Saved entries:

[Start of Attachment]

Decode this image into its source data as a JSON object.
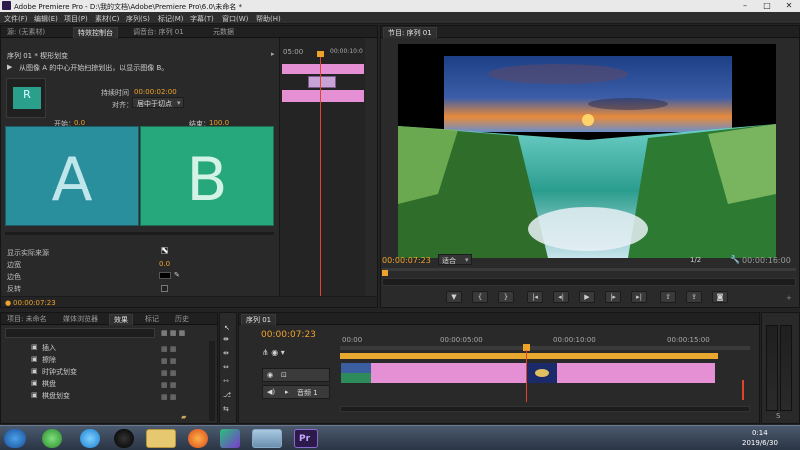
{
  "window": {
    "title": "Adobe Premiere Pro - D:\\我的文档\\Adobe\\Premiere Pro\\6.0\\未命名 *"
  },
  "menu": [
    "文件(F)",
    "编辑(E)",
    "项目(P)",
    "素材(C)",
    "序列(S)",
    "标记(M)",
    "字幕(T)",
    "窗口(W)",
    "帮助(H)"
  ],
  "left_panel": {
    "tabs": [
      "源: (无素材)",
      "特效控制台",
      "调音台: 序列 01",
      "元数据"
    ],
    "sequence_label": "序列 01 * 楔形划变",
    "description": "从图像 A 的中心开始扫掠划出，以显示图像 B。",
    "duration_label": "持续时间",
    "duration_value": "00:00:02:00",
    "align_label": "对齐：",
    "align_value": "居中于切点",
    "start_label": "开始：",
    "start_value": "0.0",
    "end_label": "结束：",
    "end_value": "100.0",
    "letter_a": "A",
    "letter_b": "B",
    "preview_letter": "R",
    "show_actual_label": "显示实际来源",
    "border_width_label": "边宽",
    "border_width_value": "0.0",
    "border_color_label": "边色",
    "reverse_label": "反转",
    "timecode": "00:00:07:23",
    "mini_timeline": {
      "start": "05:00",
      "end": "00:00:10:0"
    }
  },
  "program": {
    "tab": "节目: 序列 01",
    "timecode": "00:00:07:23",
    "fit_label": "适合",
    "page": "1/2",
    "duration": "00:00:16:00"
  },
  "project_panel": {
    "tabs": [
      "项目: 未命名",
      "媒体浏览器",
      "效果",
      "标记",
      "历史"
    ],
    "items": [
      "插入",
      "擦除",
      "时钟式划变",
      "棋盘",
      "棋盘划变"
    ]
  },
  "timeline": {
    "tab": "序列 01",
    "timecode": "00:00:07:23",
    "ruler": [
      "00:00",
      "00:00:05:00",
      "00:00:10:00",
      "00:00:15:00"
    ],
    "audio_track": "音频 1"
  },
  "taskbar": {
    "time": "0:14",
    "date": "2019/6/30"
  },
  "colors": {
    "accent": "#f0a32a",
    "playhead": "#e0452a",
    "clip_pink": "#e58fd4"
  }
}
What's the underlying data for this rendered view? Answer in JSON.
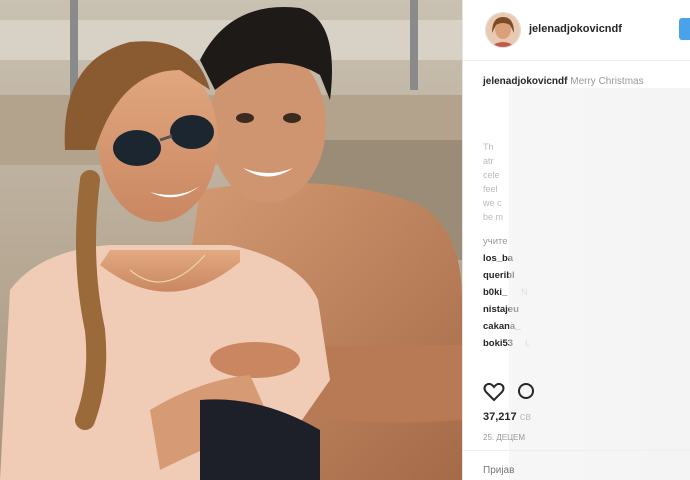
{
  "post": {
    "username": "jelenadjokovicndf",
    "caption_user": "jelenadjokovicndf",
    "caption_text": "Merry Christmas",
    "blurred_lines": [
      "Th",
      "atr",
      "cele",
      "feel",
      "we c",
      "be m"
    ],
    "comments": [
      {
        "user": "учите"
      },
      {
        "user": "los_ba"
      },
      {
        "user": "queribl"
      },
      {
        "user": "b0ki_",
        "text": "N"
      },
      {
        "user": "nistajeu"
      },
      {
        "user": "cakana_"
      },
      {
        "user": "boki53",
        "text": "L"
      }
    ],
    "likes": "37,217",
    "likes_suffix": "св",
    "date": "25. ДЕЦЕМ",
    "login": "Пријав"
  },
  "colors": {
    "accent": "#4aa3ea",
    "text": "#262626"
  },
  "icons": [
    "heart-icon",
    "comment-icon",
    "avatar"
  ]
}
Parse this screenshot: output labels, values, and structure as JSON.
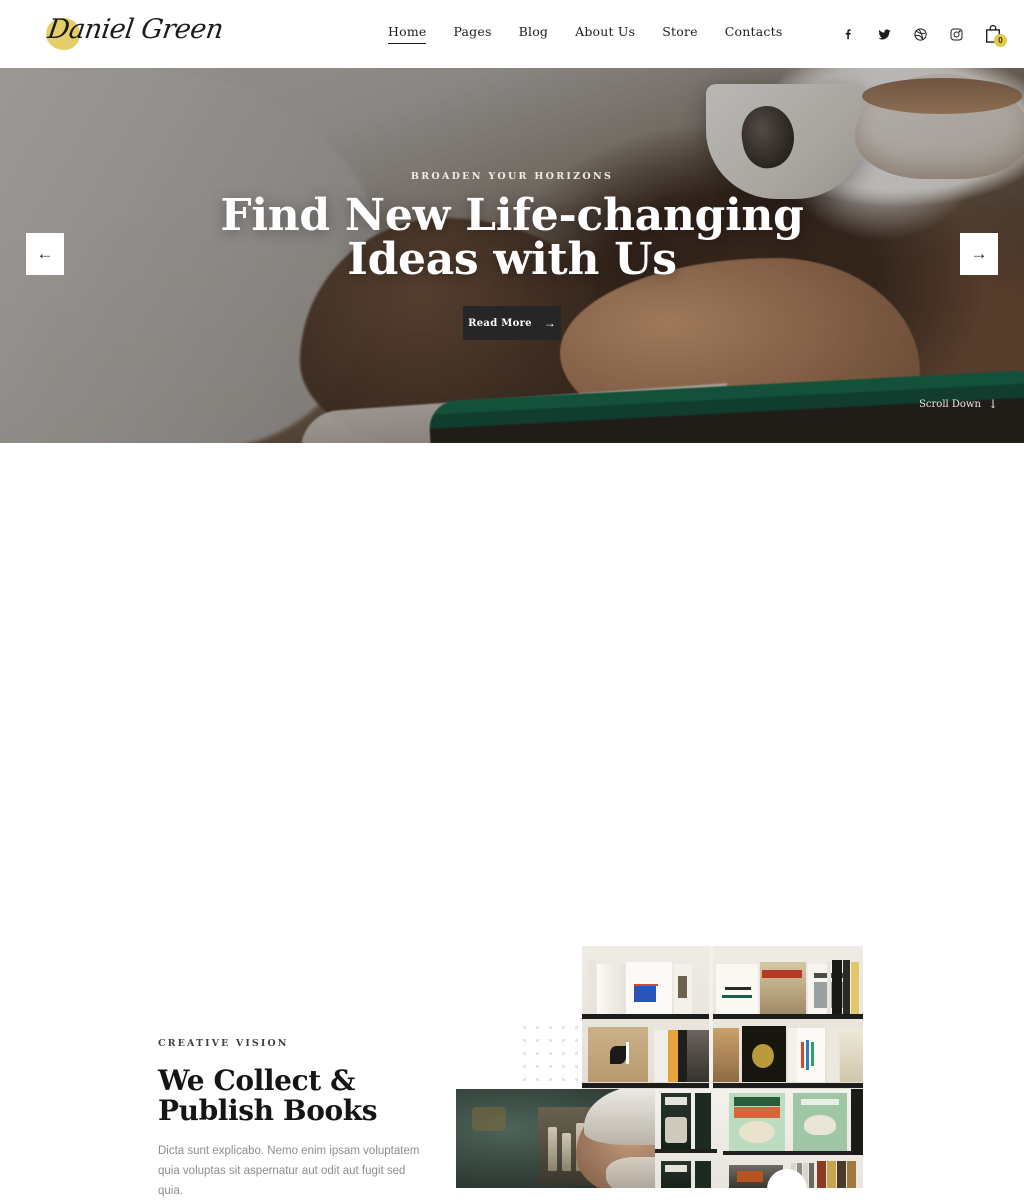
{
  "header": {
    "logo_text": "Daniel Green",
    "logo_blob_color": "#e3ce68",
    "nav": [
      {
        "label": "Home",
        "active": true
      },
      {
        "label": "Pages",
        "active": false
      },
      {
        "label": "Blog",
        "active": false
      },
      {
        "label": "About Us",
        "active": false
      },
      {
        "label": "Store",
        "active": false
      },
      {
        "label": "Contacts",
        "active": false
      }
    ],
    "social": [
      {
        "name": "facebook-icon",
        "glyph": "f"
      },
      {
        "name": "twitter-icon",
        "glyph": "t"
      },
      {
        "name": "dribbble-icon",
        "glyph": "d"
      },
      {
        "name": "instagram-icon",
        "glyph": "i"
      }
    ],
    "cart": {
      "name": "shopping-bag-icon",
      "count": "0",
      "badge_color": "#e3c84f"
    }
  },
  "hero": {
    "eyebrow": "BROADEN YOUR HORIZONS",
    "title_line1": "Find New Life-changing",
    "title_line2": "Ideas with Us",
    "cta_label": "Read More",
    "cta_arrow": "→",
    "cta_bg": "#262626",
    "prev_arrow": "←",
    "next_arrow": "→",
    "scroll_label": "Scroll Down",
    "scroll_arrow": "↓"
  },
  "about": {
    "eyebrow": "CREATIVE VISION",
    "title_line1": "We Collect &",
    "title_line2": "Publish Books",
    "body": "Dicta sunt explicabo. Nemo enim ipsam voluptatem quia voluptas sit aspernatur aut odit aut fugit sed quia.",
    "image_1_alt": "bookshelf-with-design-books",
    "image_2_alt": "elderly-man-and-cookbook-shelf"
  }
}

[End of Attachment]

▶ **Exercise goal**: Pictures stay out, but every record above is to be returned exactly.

▶ **Output of the exercise**:
Decode this image into its source data as a JSON object.
{
  "window": {
    "title": "Adobe Premiere Pro - D:\\我的文档\\Adobe\\Premiere Pro\\6.0\\未命名 *"
  },
  "menu": [
    "文件(F)",
    "编辑(E)",
    "项目(P)",
    "素材(C)",
    "序列(S)",
    "标记(M)",
    "字幕(T)",
    "窗口(W)",
    "帮助(H)"
  ],
  "left_panel": {
    "tabs": [
      "源: (无素材)",
      "特效控制台",
      "调音台: 序列 01",
      "元数据"
    ],
    "sequence_label": "序列 01 * 楔形划变",
    "description": "从图像 A 的中心开始扫掠划出，以显示图像 B。",
    "duration_label": "持续时间",
    "duration_value": "00:00:02:00",
    "align_label": "对齐：",
    "align_value": "居中于切点",
    "start_label": "开始：",
    "start_value": "0.0",
    "end_label": "结束：",
    "end_value": "100.0",
    "letter_a": "A",
    "letter_b": "B",
    "preview_letter": "R",
    "show_actual_label": "显示实际来源",
    "border_width_label": "边宽",
    "border_width_value": "0.0",
    "border_color_label": "边色",
    "reverse_label": "反转",
    "timecode": "00:00:07:23",
    "mini_timeline": {
      "start": "05:00",
      "end": "00:00:10:0"
    }
  },
  "program": {
    "tab": "节目: 序列 01",
    "timecode": "00:00:07:23",
    "fit_label": "适合",
    "page": "1/2",
    "duration": "00:00:16:00"
  },
  "project_panel": {
    "tabs": [
      "项目: 未命名",
      "媒体浏览器",
      "效果",
      "标记",
      "历史"
    ],
    "items": [
      "插入",
      "擦除",
      "时钟式划变",
      "棋盘",
      "棋盘划变"
    ]
  },
  "timeline": {
    "tab": "序列 01",
    "timecode": "00:00:07:23",
    "ruler": [
      "00:00",
      "00:00:05:00",
      "00:00:10:00",
      "00:00:15:00"
    ],
    "audio_track": "音频 1"
  },
  "taskbar": {
    "time": "0:14",
    "date": "2019/6/30"
  },
  "colors": {
    "accent": "#f0a32a",
    "playhead": "#e0452a",
    "clip_pink": "#e58fd4"
  }
}
What's the underlying data for this rendered view? Answer in JSON.
{
  "post": {
    "username": "jelenadjokovicndf",
    "caption_user": "jelenadjokovicndf",
    "caption_text": "Merry Christmas",
    "blurred_lines": [
      "Th",
      "atr",
      "cele",
      "feel",
      "we c",
      "be m"
    ],
    "comments": [
      {
        "user": "учите"
      },
      {
        "user": "los_ba"
      },
      {
        "user": "queribl"
      },
      {
        "user": "b0ki_",
        "text": "N"
      },
      {
        "user": "nistajeu"
      },
      {
        "user": "cakana_"
      },
      {
        "user": "boki53",
        "text": "L"
      }
    ],
    "likes": "37,217",
    "likes_suffix": "св",
    "date": "25. ДЕЦЕМ",
    "login": "Пријав"
  },
  "colors": {
    "accent": "#4aa3ea",
    "text": "#262626"
  },
  "icons": [
    "heart-icon",
    "comment-icon",
    "avatar"
  ]
}
Parse this screenshot: output labels, values, and structure as JSON.
{
  "header": {
    "logo_text": "Daniel Green",
    "logo_blob_color": "#e3ce68",
    "nav": [
      {
        "label": "Home",
        "active": true
      },
      {
        "label": "Pages",
        "active": false
      },
      {
        "label": "Blog",
        "active": false
      },
      {
        "label": "About Us",
        "active": false
      },
      {
        "label": "Store",
        "active": false
      },
      {
        "label": "Contacts",
        "active": false
      }
    ],
    "social": [
      {
        "name": "facebook-icon",
        "glyph": "f"
      },
      {
        "name": "twitter-icon",
        "glyph": "t"
      },
      {
        "name": "dribbble-icon",
        "glyph": "d"
      },
      {
        "name": "instagram-icon",
        "glyph": "i"
      }
    ],
    "cart": {
      "name": "shopping-bag-icon",
      "count": "0",
      "badge_color": "#e3c84f"
    }
  },
  "hero": {
    "eyebrow": "BROADEN YOUR HORIZONS",
    "title_line1": "Find New Life-changing",
    "title_line2": "Ideas with Us",
    "cta_label": "Read More",
    "cta_arrow": "→",
    "cta_bg": "#262626",
    "prev_arrow": "←",
    "next_arrow": "→",
    "scroll_label": "Scroll Down",
    "scroll_arrow": "↓"
  },
  "about": {
    "eyebrow": "CREATIVE VISION",
    "title_line1": "We Collect &",
    "title_line2": "Publish Books",
    "body": "Dicta sunt explicabo. Nemo enim ipsam voluptatem quia voluptas sit aspernatur aut odit aut fugit sed quia.",
    "image_1_alt": "bookshelf-with-design-books",
    "image_2_alt": "elderly-man-and-cookbook-shelf"
  }
}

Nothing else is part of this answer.